Minn.Stat. Sec. 634.04 provides that a conviction cannot be based upon the testimony of an accomplice unless it is corroborated by other evidence that "tends to convict the defendant of the commission of the offense." Berrisford argues that Hanley's out-of-court statements were used to corroborate Albrecht's testimony. To the extent Berrisford argues that the corroboration requirement of Sec. 634.04 was not satisfied, that issue of state law is not cognizable on habeas review. Gipson v. Lockhart, 692 F.2d 66, 68 (8th Cir.1982). To the extent he argues that there was insufficient evidence to convict him of first degree murder, that issue is considered in Part III, infra
Krulewitch was decided in 1949, well before the Federal Rules of Evidence were codified in 1975. The rule announced in Krulewitch, however, was adopted in Fed.R.Evid. 801(d)(2)(E). See id. Advisory Committee Note ("The rule is consistent with the position of the Supreme Court in denying admissibility to statements made after the objectives of the conspiracy have either failed or been achieved. Krulewitch v. United States, 336 U.S. 440, 69 S.Ct. 716, 93 L.Ed. 790 (1949).")
Minn.Stat. Sec. 609.185 provides, in relevant part:
185 Murder in the first degree
Whoever does any of the following is guilty of murder in the first degree ...:
(1) Causes the death of a human being with premeditation and with intent to effect the death of the person or of another;
(3) Causes the death of a human being with intent to effect the death of the person or another, while committing ... kidnapping....
Minn.Stat. Sec. 609.05 provides, in relevant part:
05. Liability for crimes of another
A person is criminally liable for a crime committed by another if the person intentionally aids, advises, hires, counsels, or conspires with or otherwise procures the other to commit the crime

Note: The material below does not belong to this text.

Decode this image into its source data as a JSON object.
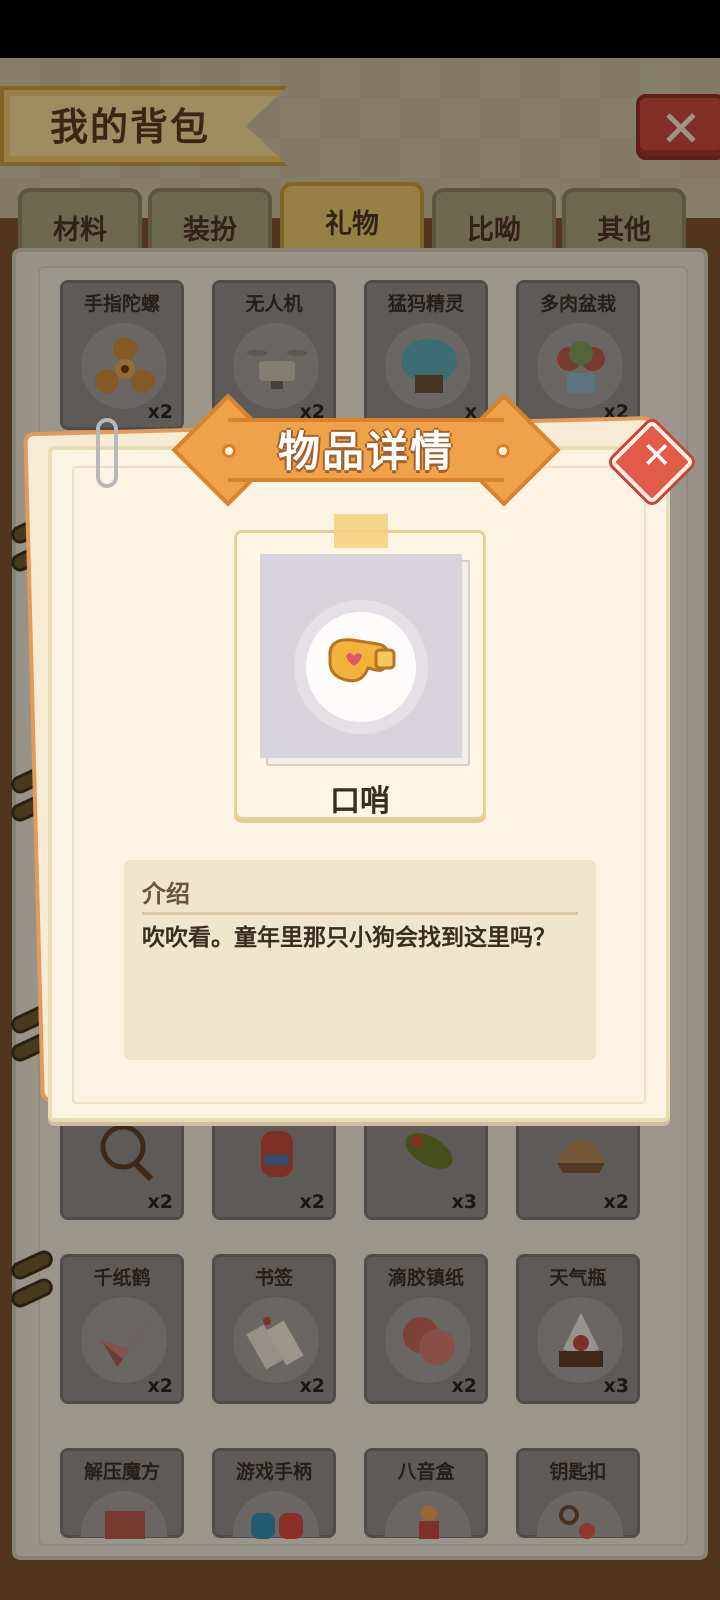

A person liable under subdivision 1 is also liable for any other crime committed in pursuance of the intended crime if reasonably foreseeable by the person as a probable consequence of committing ... the crime intended
It appears that the trial court, in reading this instruction to the jury, failed to include the additional element that the intentional killing of David Studler by an accomplice in the course of the kidnapping was reasonably foreseeable by Berrisford as a probable consequence thereof. Tr. 1948-1949
In Bolts the Fifth Circuit limited Gipson to those cases in which the trial court specifically has sanctioned a non-unanimous verdict. 558 F.2d at 326 n. 4